>>>>
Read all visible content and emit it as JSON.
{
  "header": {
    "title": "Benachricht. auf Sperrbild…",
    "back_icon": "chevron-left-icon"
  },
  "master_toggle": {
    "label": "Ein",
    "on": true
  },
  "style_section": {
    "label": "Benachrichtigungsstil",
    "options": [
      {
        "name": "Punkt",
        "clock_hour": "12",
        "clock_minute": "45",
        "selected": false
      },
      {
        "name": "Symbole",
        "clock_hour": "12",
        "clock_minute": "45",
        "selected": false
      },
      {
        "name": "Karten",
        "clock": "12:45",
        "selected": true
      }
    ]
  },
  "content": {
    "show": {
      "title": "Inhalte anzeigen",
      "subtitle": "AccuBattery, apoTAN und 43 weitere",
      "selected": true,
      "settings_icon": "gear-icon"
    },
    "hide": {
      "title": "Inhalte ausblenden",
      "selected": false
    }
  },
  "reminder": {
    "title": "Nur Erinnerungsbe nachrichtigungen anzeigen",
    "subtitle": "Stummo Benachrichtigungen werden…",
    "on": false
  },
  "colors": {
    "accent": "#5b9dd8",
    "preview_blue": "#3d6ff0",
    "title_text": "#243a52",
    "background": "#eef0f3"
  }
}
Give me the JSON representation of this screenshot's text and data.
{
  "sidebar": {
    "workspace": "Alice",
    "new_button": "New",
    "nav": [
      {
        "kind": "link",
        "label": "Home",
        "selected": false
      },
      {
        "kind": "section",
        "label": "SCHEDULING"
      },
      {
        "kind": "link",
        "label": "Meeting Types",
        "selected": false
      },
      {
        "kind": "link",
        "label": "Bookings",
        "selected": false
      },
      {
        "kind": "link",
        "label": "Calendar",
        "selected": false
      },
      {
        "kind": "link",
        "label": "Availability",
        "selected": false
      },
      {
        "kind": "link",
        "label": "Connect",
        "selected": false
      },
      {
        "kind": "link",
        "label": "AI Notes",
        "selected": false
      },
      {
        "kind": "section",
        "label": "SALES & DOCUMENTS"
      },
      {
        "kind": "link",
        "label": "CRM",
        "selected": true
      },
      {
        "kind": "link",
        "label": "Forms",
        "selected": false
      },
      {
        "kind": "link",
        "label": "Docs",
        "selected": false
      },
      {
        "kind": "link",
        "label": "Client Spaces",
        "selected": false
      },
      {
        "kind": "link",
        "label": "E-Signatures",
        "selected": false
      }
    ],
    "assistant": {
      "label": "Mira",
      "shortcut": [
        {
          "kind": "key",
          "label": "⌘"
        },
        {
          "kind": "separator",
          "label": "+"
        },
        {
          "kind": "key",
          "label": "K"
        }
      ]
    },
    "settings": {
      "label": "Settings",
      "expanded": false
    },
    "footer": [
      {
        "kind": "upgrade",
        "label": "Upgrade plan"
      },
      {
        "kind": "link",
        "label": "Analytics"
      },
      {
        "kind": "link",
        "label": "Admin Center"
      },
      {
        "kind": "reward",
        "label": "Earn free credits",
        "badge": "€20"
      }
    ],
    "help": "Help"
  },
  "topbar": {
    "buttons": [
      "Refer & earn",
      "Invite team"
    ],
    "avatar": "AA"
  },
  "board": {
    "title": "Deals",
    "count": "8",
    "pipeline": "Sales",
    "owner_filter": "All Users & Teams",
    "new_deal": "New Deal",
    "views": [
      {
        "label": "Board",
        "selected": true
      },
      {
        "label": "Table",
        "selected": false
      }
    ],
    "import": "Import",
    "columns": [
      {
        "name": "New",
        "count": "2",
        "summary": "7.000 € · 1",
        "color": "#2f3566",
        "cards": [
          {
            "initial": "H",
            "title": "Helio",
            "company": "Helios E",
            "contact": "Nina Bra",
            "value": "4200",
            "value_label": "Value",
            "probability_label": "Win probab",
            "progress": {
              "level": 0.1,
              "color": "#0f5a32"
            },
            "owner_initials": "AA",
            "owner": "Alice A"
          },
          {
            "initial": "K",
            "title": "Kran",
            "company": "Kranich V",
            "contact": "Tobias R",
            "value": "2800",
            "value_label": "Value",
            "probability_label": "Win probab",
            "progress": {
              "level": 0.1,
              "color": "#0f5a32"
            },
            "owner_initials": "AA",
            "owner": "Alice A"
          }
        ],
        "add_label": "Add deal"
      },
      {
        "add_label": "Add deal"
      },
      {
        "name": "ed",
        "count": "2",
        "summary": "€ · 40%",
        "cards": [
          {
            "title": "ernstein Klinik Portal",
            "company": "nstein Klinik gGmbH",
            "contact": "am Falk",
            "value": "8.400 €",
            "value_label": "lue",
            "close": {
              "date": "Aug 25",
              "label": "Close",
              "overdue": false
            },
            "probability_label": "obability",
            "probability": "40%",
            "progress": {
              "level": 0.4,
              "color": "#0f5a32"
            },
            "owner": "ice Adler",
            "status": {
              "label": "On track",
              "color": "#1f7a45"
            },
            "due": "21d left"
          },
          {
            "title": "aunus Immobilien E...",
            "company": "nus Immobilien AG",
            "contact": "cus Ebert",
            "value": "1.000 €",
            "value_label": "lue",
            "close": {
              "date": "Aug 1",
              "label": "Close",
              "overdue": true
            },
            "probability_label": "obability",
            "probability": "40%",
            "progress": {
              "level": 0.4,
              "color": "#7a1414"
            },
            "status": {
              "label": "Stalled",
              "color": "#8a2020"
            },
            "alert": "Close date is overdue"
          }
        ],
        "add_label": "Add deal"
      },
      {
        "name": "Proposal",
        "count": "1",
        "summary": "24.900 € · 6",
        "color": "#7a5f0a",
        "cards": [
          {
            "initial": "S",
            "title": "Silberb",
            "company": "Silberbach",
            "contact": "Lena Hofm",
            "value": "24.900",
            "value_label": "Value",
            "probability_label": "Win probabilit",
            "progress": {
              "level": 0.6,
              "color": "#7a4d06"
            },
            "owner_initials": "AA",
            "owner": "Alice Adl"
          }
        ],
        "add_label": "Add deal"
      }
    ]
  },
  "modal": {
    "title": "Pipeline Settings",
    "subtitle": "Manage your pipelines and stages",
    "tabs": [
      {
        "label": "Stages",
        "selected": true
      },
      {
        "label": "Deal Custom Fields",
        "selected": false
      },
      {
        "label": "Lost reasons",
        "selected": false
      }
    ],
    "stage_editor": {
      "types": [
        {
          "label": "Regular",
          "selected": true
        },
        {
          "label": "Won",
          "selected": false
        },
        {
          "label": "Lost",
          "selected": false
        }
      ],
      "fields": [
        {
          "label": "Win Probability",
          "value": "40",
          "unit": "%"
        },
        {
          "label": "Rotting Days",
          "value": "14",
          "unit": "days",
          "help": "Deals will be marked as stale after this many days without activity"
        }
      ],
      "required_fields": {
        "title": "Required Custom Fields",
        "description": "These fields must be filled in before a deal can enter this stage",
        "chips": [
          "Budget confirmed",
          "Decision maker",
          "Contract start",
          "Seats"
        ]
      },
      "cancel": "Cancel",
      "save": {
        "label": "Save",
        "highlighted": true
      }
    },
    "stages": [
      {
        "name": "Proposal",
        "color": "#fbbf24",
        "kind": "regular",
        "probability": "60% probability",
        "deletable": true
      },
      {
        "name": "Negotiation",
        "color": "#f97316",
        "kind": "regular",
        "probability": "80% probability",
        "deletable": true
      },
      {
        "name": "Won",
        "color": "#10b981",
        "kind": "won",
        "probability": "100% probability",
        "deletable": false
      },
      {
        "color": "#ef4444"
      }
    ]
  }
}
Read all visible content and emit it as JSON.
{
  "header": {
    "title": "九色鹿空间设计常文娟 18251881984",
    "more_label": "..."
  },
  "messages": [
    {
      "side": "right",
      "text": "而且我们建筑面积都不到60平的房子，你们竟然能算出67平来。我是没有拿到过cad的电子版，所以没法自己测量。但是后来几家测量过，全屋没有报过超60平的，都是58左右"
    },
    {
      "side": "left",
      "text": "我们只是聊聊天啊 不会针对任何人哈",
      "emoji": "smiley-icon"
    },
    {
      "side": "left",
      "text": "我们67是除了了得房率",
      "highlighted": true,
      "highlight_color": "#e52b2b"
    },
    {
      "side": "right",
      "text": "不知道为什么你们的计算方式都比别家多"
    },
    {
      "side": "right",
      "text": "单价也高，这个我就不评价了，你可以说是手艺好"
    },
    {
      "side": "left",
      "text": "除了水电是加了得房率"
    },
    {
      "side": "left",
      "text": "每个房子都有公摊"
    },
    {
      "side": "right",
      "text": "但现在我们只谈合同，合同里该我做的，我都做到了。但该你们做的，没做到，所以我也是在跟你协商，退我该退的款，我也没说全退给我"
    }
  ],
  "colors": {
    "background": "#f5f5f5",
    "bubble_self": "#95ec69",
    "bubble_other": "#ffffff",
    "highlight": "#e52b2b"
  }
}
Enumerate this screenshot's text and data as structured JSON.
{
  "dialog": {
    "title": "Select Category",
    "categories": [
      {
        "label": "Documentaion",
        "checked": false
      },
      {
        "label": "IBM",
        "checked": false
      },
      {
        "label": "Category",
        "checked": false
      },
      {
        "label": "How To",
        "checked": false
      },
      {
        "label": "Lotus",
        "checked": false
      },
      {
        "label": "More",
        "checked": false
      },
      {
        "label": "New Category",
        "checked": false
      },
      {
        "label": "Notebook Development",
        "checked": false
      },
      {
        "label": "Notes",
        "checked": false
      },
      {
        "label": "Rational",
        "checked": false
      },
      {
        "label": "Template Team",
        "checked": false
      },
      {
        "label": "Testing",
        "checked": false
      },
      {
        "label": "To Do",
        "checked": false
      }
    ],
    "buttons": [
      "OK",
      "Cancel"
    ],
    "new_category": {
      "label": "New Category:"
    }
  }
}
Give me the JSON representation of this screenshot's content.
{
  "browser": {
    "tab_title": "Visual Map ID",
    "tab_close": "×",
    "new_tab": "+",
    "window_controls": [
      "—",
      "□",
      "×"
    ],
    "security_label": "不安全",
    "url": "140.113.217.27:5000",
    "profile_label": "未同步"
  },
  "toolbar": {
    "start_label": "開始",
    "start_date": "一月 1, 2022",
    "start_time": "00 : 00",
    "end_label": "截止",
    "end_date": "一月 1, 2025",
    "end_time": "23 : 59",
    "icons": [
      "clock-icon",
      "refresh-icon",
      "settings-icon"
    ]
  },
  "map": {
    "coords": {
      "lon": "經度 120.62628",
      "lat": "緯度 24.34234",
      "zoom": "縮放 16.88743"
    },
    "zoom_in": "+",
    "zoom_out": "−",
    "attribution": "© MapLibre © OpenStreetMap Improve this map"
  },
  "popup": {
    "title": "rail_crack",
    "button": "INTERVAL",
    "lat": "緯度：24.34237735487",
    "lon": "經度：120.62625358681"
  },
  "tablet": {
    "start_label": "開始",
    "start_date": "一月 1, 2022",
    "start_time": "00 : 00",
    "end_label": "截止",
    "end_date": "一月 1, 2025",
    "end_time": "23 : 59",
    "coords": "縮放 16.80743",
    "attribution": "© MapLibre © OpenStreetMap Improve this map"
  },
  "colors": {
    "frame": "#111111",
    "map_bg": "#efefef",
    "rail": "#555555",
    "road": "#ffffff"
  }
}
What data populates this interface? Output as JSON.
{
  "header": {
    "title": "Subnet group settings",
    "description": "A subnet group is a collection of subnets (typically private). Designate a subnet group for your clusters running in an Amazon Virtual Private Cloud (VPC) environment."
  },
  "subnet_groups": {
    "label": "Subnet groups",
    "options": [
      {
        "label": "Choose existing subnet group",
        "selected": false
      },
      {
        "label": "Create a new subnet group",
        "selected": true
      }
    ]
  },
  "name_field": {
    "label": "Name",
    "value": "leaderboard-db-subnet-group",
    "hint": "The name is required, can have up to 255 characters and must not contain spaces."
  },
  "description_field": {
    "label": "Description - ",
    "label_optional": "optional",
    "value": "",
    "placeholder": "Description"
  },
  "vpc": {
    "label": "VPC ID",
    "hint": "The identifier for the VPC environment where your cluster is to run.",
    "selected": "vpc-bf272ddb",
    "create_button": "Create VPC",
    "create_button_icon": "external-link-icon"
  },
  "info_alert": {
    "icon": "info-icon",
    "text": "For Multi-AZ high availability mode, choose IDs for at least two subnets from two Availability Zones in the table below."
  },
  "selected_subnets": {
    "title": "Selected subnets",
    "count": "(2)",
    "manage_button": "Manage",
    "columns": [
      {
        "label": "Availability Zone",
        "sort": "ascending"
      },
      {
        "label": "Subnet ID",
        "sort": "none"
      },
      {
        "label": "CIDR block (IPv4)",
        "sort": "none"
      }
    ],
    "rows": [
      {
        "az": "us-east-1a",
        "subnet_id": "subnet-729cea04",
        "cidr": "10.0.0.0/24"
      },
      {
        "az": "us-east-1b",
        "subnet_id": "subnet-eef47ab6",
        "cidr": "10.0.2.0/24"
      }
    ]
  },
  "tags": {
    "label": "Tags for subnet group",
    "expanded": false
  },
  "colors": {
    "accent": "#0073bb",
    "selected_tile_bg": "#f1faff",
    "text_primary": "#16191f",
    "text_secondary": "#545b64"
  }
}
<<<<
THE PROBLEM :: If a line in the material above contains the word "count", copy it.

WRITTEN ANSWER ::
    "count": "8",
        "count": "2",
        "count": "2",
        "count": "1",
    "count": "(2)",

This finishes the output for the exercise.